Financial crisis glossary
Asset markets refer to classes of assets – houses, equities, bonds – each of which is traded with similar regulations and behaviour.
Debt-deflation is the process by which, in a period of falling prices, interest on debt takes an increasing share of declining income and so reduces the amount of money available for consumption.
The Gold Standard fixed exchange rates by the amount of gold in their currencies. As a result, it was not possible to vary exchange rates to solve a balance of payments (the difference between payments into and out of a country) deficit, and instead costs were driven down and competitiveness restored by deflationary policies.
The International Monetary Fund is an organisation created in 1944 which now concentrates on structural reform of developing economies and resolving crises caused by debt.
Macroeconomics refers to the behaviour and performance of the economy as a whole, by considering general economic factors such as the price level, productivity and interest rates.
Monetary policy uses the supply of money and interest rates to influence economic activity. This is in contrast to fiscal policy which depends on changes in taxation or government spending.
Mutualisation of debt entails moving from a government bond that is the responsibility of a single member of the eurozone to make it the joint responsibility of all members.
Petrodollars are the dollars received by oil producers. Particularly after the increases in prices during the oil shocks of 1973 and 1979, and again after 2003, their earnings – the petrodollars – led to the growth of international financial flows through commercial banks.
Quantitative easing is the process by which a central bank purchases government bonds and other financial assets from private financial institutions.

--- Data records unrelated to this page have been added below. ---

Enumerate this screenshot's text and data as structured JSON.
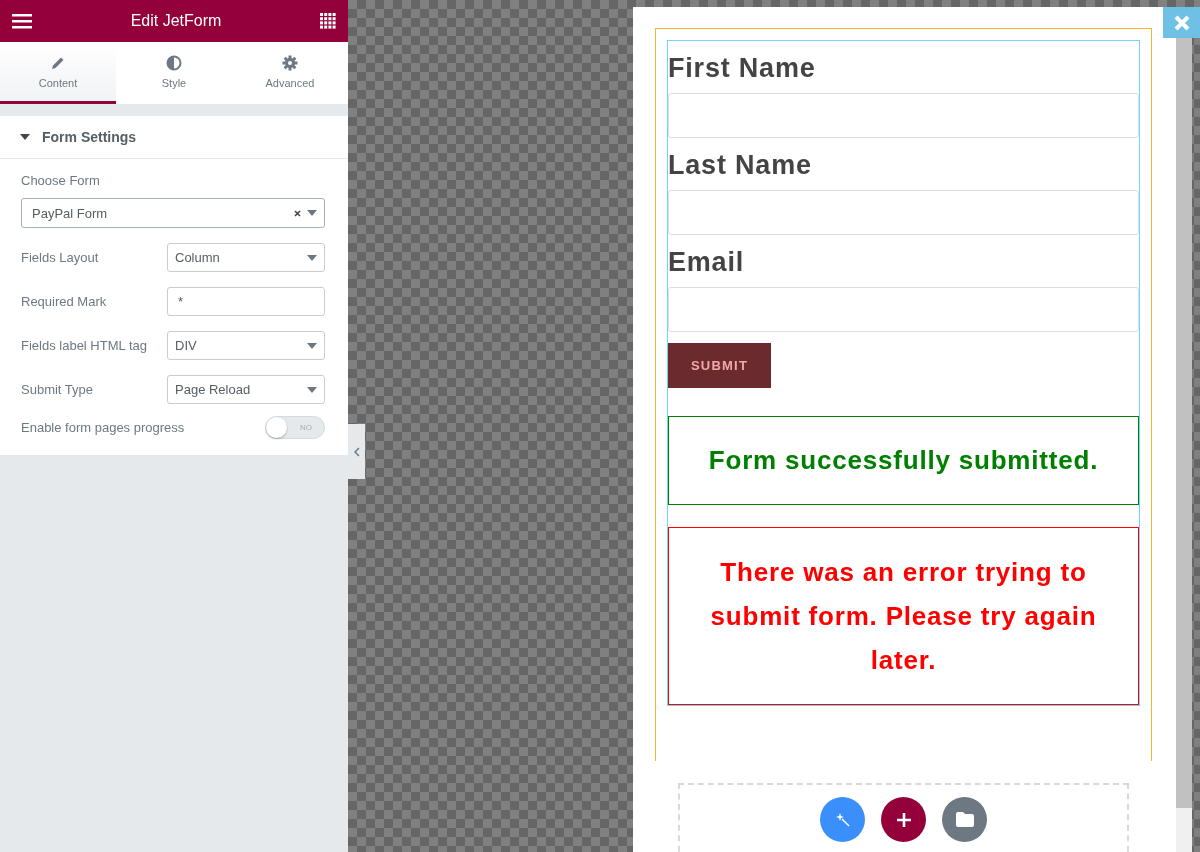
{
  "window": {
    "title": "Edit JetForm"
  },
  "tabs": [
    {
      "label": "Content",
      "kind": "pencil",
      "selected": true
    },
    {
      "label": "Style",
      "kind": "contrast",
      "selected": false
    },
    {
      "label": "Advanced",
      "kind": "gear",
      "selected": false
    }
  ],
  "section": {
    "title": "Form Settings",
    "expanded": true
  },
  "controls": [
    {
      "kind": "select-wide",
      "label": "Choose Form",
      "value": "PayPal Form",
      "clearable": true
    },
    {
      "kind": "select",
      "label": "Fields Layout",
      "value": "Column"
    },
    {
      "kind": "text",
      "label": "Required Mark",
      "value": "*"
    },
    {
      "kind": "select",
      "label": "Fields label HTML tag",
      "value": "DIV"
    },
    {
      "kind": "select",
      "label": "Submit Type",
      "value": "Page Reload"
    },
    {
      "kind": "switch",
      "label": "Enable form pages progress",
      "on": false,
      "state_text": "NO"
    }
  ],
  "form": {
    "fields": [
      {
        "label": "First Name"
      },
      {
        "label": "Last Name"
      },
      {
        "label": "Email"
      }
    ],
    "submit": "SUBMIT",
    "messages": [
      {
        "kind": "success",
        "text": "Form successfully submitted."
      },
      {
        "kind": "error",
        "text": "There was an error trying to submit form. Please try again later."
      }
    ]
  }
}
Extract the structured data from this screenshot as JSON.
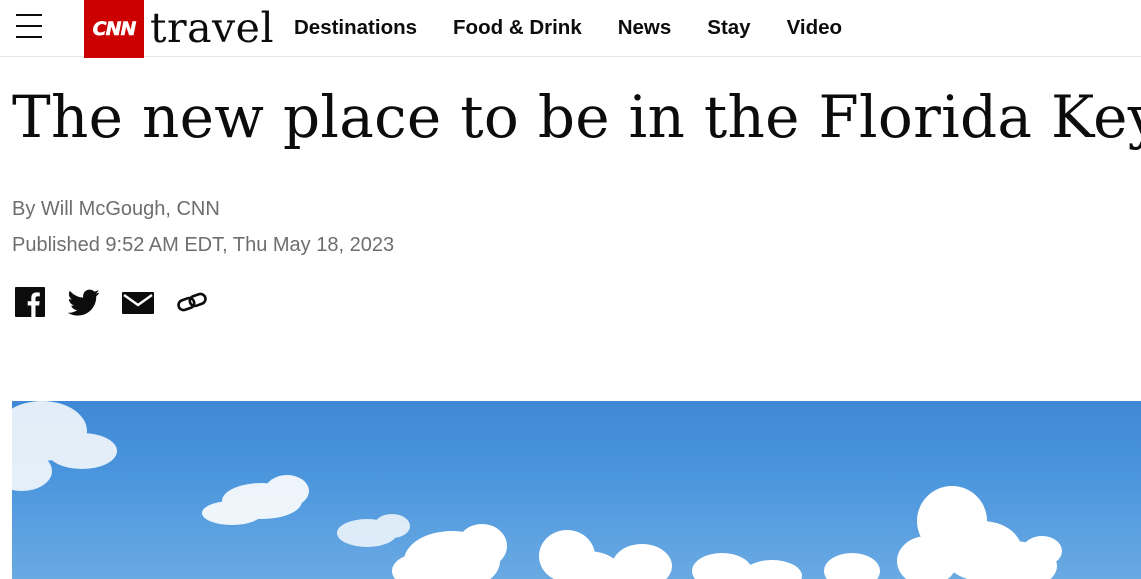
{
  "header": {
    "menu_icon": "hamburger-menu-icon",
    "logo_text": "CNN",
    "section_wordmark": "travel",
    "nav": [
      {
        "label": "Destinations"
      },
      {
        "label": "Food & Drink"
      },
      {
        "label": "News"
      },
      {
        "label": "Stay"
      },
      {
        "label": "Video"
      }
    ],
    "brand_color": "#cc0000"
  },
  "article": {
    "headline": "The new place to be in the Florida Keys",
    "byline_prefix": "By ",
    "author": "Will McGough, CNN",
    "published": "Published 9:52 AM EDT, Thu May 18, 2023",
    "share": [
      {
        "icon": "facebook-icon"
      },
      {
        "icon": "twitter-icon"
      },
      {
        "icon": "email-icon"
      },
      {
        "icon": "link-icon"
      }
    ],
    "hero_image": "blue-sky-with-clouds-photo"
  }
}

The institutions selling assets now have more money and the cost of borrowing is reduced. Individuals and businesses can borrow more, so boosting spending and increasing employment – though it is also possible that, when this process was employed, money went into buying equities, so boosting the gains of richer people.
Reflation refers to the use of policies that are employed to boost demand and increase the level of economic activity by increasing the money supply or reducing taxes, and so breaking the debt-deflation cycle.
Secular stagnation describes a long period of no or very slow growth in contrast to a short-term cyclical downturn. It assumes that the economy is trapped by a lack of demand and fails to achieve full employment.
Sovereign debt is the debt of national governments, with interest and repayment secured by taxation. If debt was too high, the country might default. This became a risk in 2010, above all in Greece.